EXERCISE: Wherever a picture appears in the listing, leave it out, and copy the rest exactly.
★ ★ ★ ★ ★ ★ ★
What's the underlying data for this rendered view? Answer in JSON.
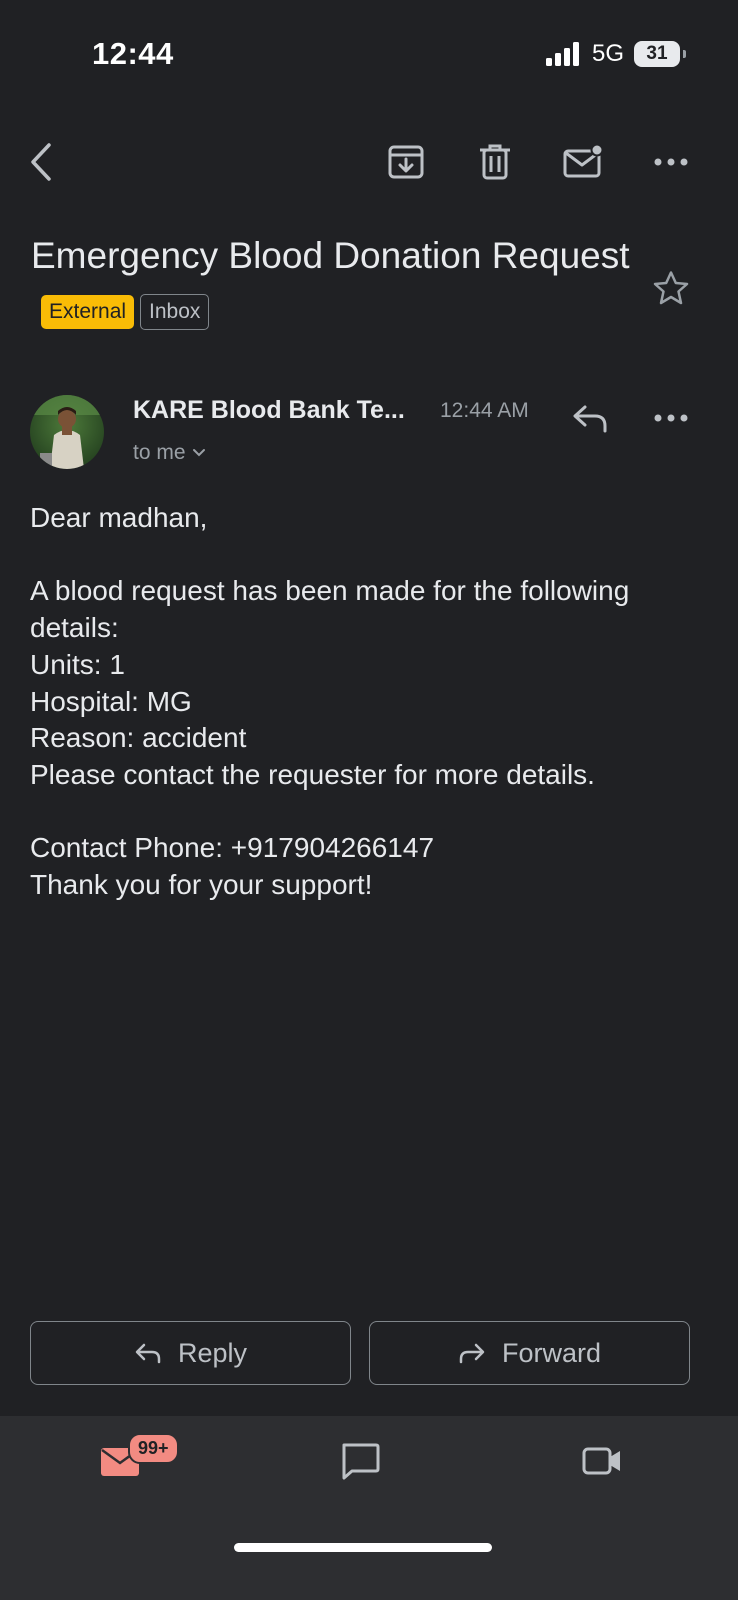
{
  "status_bar": {
    "time": "12:44",
    "network": "5G",
    "battery": "31"
  },
  "toolbar": {
    "back_icon": "chevron-left-icon",
    "archive_icon": "archive-icon",
    "delete_icon": "trash-icon",
    "mark_unread_icon": "mail-unread-icon",
    "more_icon": "more-horizontal-icon"
  },
  "email": {
    "subject": "Emergency Blood Donation Request",
    "label_external": "External",
    "label_inbox": "Inbox",
    "sender": "KARE Blood Bank Te...",
    "time": "12:44 AM",
    "recipient": "to me",
    "body": [
      "Dear madhan,",
      "",
      "A blood request has been made for the following details:",
      "Units: 1",
      "Hospital: MG",
      "Reason: accident",
      "Please contact the requester for more details.",
      "",
      "Contact Phone: +917904266147",
      "Thank you for your support!"
    ]
  },
  "actions": {
    "reply_label": "Reply",
    "forward_label": "Forward"
  },
  "bottom_nav": {
    "mail_badge": "99+"
  },
  "colors": {
    "background": "#202124",
    "badge_external": "#f9bc06",
    "mail_accent": "#f28b82"
  }
}
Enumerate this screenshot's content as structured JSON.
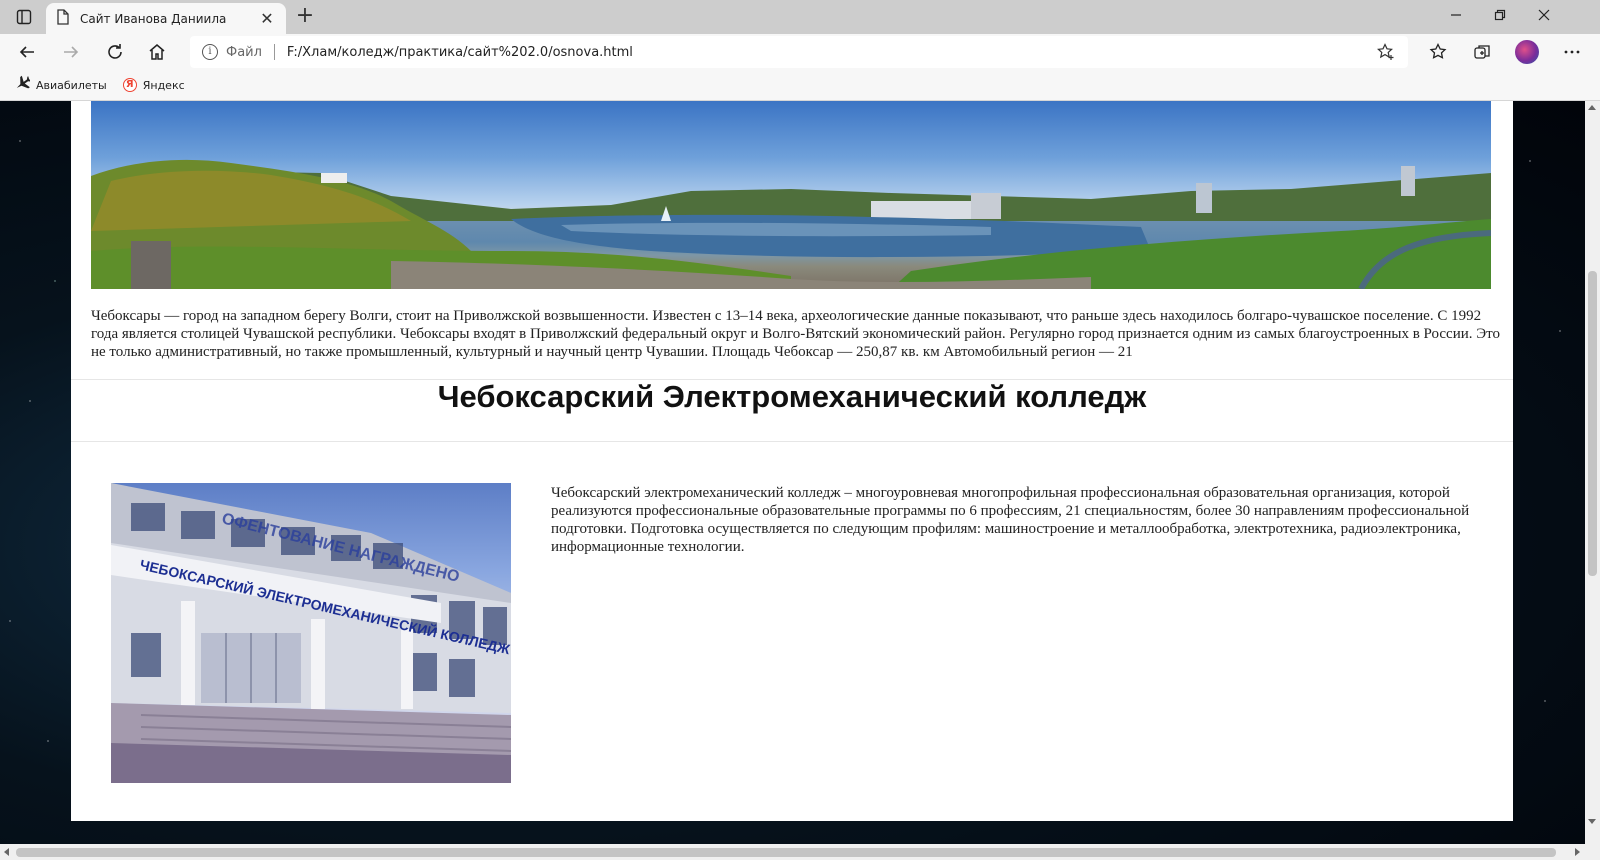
{
  "browser": {
    "tab": {
      "title": "Сайт Иванова Даниила"
    },
    "address": {
      "scheme_label": "Файл",
      "url": "F:/Хлам/коледж/практика/сайт%202.0/osnova.html"
    },
    "bookmarks": [
      {
        "label": "Авиабилеты",
        "icon": "plane-icon"
      },
      {
        "label": "Яндекс",
        "icon": "yandex-icon"
      }
    ]
  },
  "page": {
    "intro_text": "Чебоксары — город на западном берегу Волги, стоит на Приволжской возвышенности. Известен с 13–14 века, археологические данные показывают, что раньше здесь находилось болгаро-чувашское поселение. С 1992 года является столицей Чувашской республики. Чебоксары входят в Приволжский федеральный округ и Волго-Вятский экономический район. Регулярно город признается одним из самых благоустроенных в России. Это не только административный, но также промышленный, культурный и научный центр Чувашии. Площадь Чебоксар — 250,87 кв. км Автомобильный регион — 21",
    "heading": "Чебоксарский Электромеханический колледж",
    "college_text": "Чебоксарский электромеханический колледж – многоуровневая многопрофильная профессиональная образовательная организация, которой реализуются профессиональные образовательные программы по 6 профессиям, 21 специальностям, более 30 направлениям профессиональной подготовки. Подготовка осуществляется по следующим профилям: машиностроение и металлообработка, электротехника, радиоэлектроника, информационные технологии.",
    "photo_sign_line1": "ЧЕБОКСАРСКИЙ ЭЛЕКТРОМЕХАНИЧЕСКИЙ КОЛЛЕДЖ",
    "photo_sign_line2": "ОФЕНТОВАНИЕ НАГРАЖДЕНО"
  },
  "colors": {
    "chrome_bg": "#f7f7f7",
    "tabbar_bg": "#cdcdcd",
    "page_bg": "#ffffff",
    "space_bg": "#06121c"
  }
}
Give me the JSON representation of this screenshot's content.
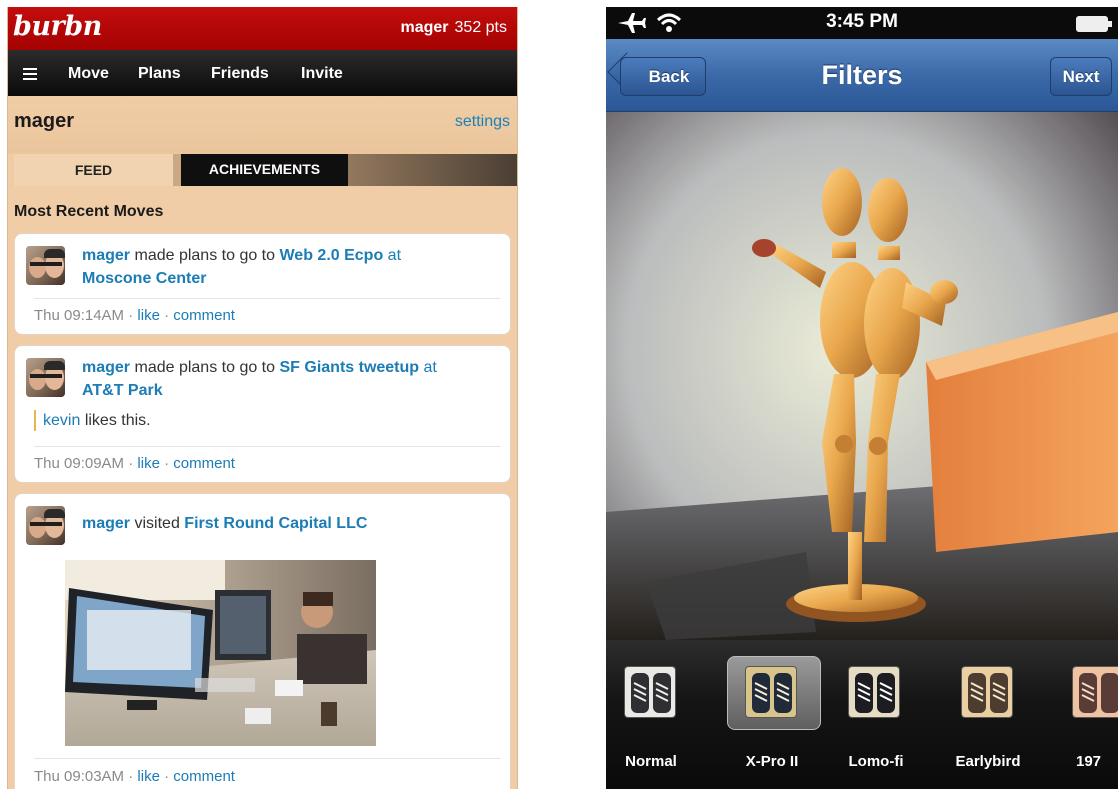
{
  "burbn": {
    "logo": "burbn",
    "user": {
      "name": "mager",
      "points": "352 pts"
    },
    "nav": [
      "Move",
      "Plans",
      "Friends",
      "Invite"
    ],
    "profile": {
      "name": "mager",
      "settings_label": "settings"
    },
    "tabs": {
      "feed": "FEED",
      "achievements": "ACHIEVEMENTS"
    },
    "section_title": "Most Recent Moves",
    "posts": [
      {
        "user": "mager",
        "action": "made plans to go to",
        "target": "Web 2.0 Ecpo",
        "connector": "at",
        "place": "Moscone Center",
        "time": "Thu 09:14AM",
        "like": "like",
        "comment": "comment"
      },
      {
        "user": "mager",
        "action": "made plans to go to",
        "target": "SF Giants tweetup",
        "connector": "at",
        "place": "AT&T Park",
        "liker": "kevin",
        "likes_text": "likes this.",
        "time": "Thu 09:09AM",
        "like": "like",
        "comment": "comment"
      },
      {
        "user": "mager",
        "action": "visited",
        "target": "First Round Capital LLC",
        "time": "Thu 09:03AM",
        "like": "like",
        "comment": "comment"
      }
    ],
    "separator": "·"
  },
  "iphone": {
    "status_time": "3:45 PM",
    "title": "Filters",
    "back_label": "Back",
    "next_label": "Next",
    "filters": [
      "Normal",
      "X-Pro II",
      "Lomo-fi",
      "Earlybird",
      "197"
    ],
    "selected_filter": "X-Pro II"
  }
}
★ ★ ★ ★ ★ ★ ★
WRITTEN RESPONSE:
What's the underlying data for this rendered view? Answer in JSON.
{
  "status_bar": {
    "time": "12:44",
    "network": "5G",
    "battery": "31"
  },
  "toolbar": {
    "back_icon": "chevron-left-icon",
    "archive_icon": "archive-icon",
    "delete_icon": "trash-icon",
    "mark_unread_icon": "mail-unread-icon",
    "more_icon": "more-horizontal-icon"
  },
  "email": {
    "subject": "Emergency Blood Donation Request",
    "label_external": "External",
    "label_inbox": "Inbox",
    "sender": "KARE Blood Bank Te...",
    "time": "12:44 AM",
    "recipient": "to me",
    "body": [
      "Dear madhan,",
      "",
      "A blood request has been made for the following details:",
      "Units: 1",
      "Hospital: MG",
      "Reason: accident",
      "Please contact the requester for more details.",
      "",
      "Contact Phone: +917904266147",
      "Thank you for your support!"
    ]
  },
  "actions": {
    "reply_label": "Reply",
    "forward_label": "Forward"
  },
  "bottom_nav": {
    "mail_badge": "99+"
  },
  "colors": {
    "background": "#202124",
    "badge_external": "#f9bc06",
    "mail_accent": "#f28b82"
  }
}
Enumerate this screenshot's content as structured JSON.
{
  "browser": {
    "tab": {
      "title": "Сайт Иванова Даниила"
    },
    "address": {
      "scheme_label": "Файл",
      "url": "F:/Хлам/коледж/практика/сайт%202.0/osnova.html"
    },
    "bookmarks": [
      {
        "label": "Авиабилеты",
        "icon": "plane-icon"
      },
      {
        "label": "Яндекс",
        "icon": "yandex-icon"
      }
    ]
  },
  "page": {
    "intro_text": "Чебоксары — город на западном берегу Волги, стоит на Приволжской возвышенности. Известен с 13–14 века, археологические данные показывают, что раньше здесь находилось болгаро-чувашское поселение. С 1992 года является столицей Чувашской республики. Чебоксары входят в Приволжский федеральный округ и Волго-Вятский экономический район. Регулярно город признается одним из самых благоустроенных в России. Это не только административный, но также промышленный, культурный и научный центр Чувашии. Площадь Чебоксар — 250,87 кв. км Автомобильный регион — 21",
    "heading": "Чебоксарский Электромеханический колледж",
    "college_text": "Чебоксарский электромеханический колледж – многоуровневая многопрофильная профессиональная образовательная организация, которой реализуются профессиональные образовательные программы по 6 профессиям, 21 специальностям, более 30 направлениям профессиональной подготовки. Подготовка осуществляется по следующим профилям: машиностроение и металлообработка, электротехника, радиоэлектроника, информационные технологии.",
    "photo_sign_line1": "ЧЕБОКСАРСКИЙ ЭЛЕКТРОМЕХАНИЧЕСКИЙ КОЛЛЕДЖ",
    "photo_sign_line2": "ОФЕНТОВАНИЕ НАГРАЖДЕНО"
  },
  "colors": {
    "chrome_bg": "#f7f7f7",
    "tabbar_bg": "#cdcdcd",
    "page_bg": "#ffffff",
    "space_bg": "#06121c"
  }
}
Give me the JSON representation of this screenshot's content.
{
  "burbn": {
    "logo": "burbn",
    "user": {
      "name": "mager",
      "points": "352 pts"
    },
    "nav": [
      "Move",
      "Plans",
      "Friends",
      "Invite"
    ],
    "profile": {
      "name": "mager",
      "settings_label": "settings"
    },
    "tabs": {
      "feed": "FEED",
      "achievements": "ACHIEVEMENTS"
    },
    "section_title": "Most Recent Moves",
    "posts": [
      {
        "user": "mager",
        "action": "made plans to go to",
        "target": "Web 2.0 Ecpo",
        "connector": "at",
        "place": "Moscone Center",
        "time": "Thu 09:14AM",
        "like": "like",
        "comment": "comment"
      },
      {
        "user": "mager",
        "action": "made plans to go to",
        "target": "SF Giants tweetup",
        "connector": "at",
        "place": "AT&T Park",
        "liker": "kevin",
        "likes_text": "likes this.",
        "time": "Thu 09:09AM",
        "like": "like",
        "comment": "comment"
      },
      {
        "user": "mager",
        "action": "visited",
        "target": "First Round Capital LLC",
        "time": "Thu 09:03AM",
        "like": "like",
        "comment": "comment"
      }
    ],
    "separator": "·"
  },
  "iphone": {
    "status_time": "3:45 PM",
    "title": "Filters",
    "back_label": "Back",
    "next_label": "Next",
    "filters": [
      "Normal",
      "X-Pro II",
      "Lomo-fi",
      "Earlybird",
      "197"
    ],
    "selected_filter": "X-Pro II"
  }
}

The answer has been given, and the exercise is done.